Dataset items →
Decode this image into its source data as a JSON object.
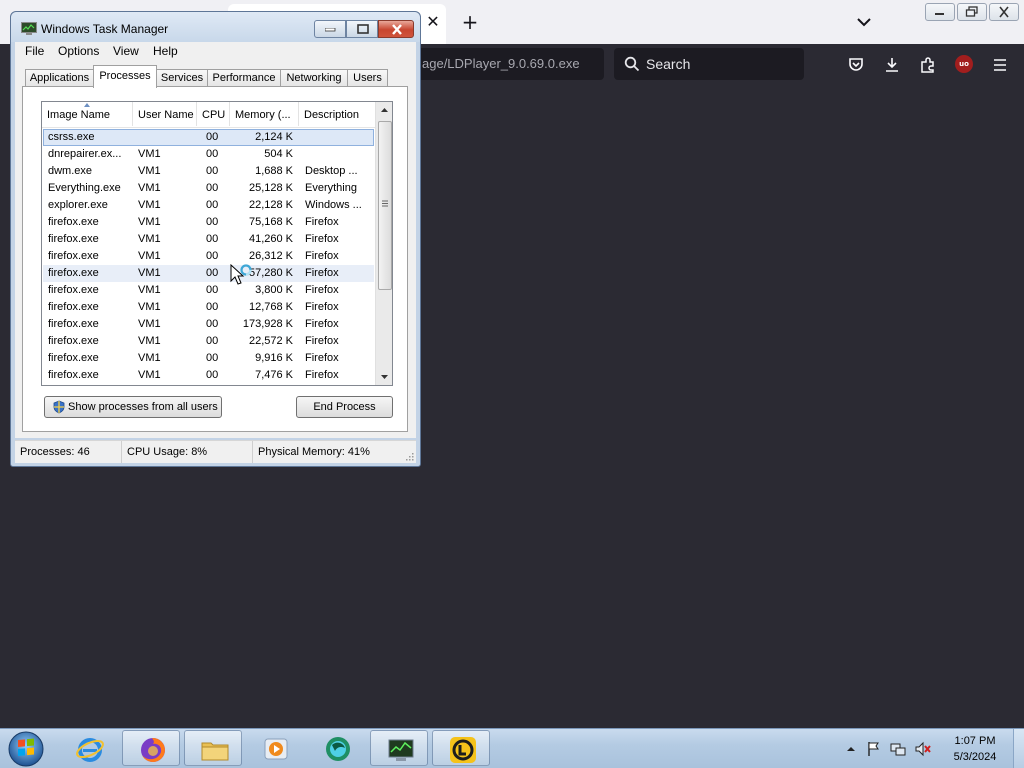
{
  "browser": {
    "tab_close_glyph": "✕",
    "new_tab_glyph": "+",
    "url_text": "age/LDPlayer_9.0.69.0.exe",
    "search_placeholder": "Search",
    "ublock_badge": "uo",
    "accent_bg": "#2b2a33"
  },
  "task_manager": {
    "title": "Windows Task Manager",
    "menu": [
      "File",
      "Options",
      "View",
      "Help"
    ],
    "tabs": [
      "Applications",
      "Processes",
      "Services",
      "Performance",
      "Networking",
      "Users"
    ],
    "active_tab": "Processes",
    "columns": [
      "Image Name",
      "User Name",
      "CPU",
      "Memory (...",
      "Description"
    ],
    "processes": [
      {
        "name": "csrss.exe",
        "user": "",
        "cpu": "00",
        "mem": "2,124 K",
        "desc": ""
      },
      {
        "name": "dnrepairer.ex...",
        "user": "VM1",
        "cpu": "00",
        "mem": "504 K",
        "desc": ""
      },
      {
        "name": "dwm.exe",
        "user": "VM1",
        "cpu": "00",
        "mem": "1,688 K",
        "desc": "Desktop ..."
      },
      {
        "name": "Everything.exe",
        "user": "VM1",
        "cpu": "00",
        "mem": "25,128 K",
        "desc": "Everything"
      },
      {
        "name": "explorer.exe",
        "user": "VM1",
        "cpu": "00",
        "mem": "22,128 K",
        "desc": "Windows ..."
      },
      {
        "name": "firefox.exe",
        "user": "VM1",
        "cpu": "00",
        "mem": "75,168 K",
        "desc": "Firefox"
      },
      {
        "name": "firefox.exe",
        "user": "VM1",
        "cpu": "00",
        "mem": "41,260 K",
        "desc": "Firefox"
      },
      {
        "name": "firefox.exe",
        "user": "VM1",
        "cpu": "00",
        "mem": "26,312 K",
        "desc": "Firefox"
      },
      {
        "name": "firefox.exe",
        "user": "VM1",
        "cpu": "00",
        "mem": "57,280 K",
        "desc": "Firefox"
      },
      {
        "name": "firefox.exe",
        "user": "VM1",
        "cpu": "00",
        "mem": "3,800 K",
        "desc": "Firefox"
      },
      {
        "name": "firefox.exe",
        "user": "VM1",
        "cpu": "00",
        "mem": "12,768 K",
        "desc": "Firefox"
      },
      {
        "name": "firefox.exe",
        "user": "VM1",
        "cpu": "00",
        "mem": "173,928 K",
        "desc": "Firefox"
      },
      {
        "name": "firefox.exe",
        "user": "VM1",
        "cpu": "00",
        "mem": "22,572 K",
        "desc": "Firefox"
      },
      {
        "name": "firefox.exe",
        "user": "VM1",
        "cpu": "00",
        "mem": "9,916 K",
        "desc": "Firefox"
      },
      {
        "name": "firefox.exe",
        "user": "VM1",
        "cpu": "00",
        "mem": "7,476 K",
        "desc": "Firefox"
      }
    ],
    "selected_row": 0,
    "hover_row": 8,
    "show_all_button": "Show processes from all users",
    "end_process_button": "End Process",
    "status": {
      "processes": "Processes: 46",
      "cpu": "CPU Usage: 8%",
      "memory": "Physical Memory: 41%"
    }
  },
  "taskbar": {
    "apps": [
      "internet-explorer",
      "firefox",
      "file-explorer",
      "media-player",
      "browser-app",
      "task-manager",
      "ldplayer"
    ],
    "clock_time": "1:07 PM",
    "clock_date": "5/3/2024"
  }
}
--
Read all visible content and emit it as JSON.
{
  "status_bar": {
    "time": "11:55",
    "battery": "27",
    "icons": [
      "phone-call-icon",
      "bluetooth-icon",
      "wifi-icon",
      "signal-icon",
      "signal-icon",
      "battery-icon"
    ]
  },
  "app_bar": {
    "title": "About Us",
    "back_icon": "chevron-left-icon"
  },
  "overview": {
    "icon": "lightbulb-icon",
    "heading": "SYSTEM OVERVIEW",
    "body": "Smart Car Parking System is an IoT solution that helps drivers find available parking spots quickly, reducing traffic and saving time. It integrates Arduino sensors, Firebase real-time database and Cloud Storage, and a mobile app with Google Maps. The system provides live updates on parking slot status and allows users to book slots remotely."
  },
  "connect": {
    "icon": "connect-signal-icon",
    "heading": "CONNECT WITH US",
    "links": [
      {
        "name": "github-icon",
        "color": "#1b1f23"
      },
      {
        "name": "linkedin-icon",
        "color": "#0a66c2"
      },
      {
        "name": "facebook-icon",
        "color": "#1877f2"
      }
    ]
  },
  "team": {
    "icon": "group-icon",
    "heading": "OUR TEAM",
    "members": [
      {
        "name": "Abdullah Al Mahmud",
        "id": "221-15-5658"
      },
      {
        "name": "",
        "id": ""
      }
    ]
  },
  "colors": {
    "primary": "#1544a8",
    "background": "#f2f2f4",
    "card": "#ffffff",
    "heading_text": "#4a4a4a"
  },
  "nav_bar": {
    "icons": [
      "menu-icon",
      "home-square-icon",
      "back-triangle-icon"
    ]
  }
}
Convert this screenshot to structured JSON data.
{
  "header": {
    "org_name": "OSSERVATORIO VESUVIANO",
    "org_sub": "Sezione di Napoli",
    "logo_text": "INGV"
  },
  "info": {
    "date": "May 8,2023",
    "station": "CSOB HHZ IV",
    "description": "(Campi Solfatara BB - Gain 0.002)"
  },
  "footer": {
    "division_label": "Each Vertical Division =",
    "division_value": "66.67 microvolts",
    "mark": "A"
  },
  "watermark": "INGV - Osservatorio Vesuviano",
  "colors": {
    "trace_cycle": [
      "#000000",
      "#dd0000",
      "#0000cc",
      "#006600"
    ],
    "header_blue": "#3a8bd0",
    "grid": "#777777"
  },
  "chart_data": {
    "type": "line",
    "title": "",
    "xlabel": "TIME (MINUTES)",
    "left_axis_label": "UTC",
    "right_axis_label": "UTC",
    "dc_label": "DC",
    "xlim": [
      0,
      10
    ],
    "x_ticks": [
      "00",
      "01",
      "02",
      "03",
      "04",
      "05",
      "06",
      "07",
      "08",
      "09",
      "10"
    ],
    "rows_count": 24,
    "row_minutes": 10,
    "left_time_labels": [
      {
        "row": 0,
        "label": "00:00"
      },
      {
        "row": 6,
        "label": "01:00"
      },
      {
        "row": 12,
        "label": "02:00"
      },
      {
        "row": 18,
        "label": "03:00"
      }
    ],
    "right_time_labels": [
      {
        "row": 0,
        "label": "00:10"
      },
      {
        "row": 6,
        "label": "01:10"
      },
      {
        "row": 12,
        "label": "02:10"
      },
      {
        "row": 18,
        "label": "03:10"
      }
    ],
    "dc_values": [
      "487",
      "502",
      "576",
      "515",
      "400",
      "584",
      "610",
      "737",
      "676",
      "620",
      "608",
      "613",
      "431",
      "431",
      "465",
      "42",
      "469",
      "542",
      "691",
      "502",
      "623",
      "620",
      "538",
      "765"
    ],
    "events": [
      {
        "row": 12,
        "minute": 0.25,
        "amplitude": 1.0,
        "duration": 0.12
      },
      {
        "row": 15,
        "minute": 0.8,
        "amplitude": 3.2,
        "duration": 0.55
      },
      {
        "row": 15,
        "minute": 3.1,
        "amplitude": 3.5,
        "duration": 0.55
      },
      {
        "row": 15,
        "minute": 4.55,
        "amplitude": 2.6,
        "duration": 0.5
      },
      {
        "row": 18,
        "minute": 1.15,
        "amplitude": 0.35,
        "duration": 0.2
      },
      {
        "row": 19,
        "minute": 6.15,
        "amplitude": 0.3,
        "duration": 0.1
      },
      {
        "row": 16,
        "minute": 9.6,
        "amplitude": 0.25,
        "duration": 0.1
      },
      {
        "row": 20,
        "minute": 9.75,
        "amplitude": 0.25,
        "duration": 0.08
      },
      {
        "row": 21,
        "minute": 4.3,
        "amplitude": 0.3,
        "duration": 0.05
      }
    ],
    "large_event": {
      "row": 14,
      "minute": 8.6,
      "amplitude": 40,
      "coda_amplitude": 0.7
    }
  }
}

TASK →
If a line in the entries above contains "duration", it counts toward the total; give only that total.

EXPECTED ANSWER →
9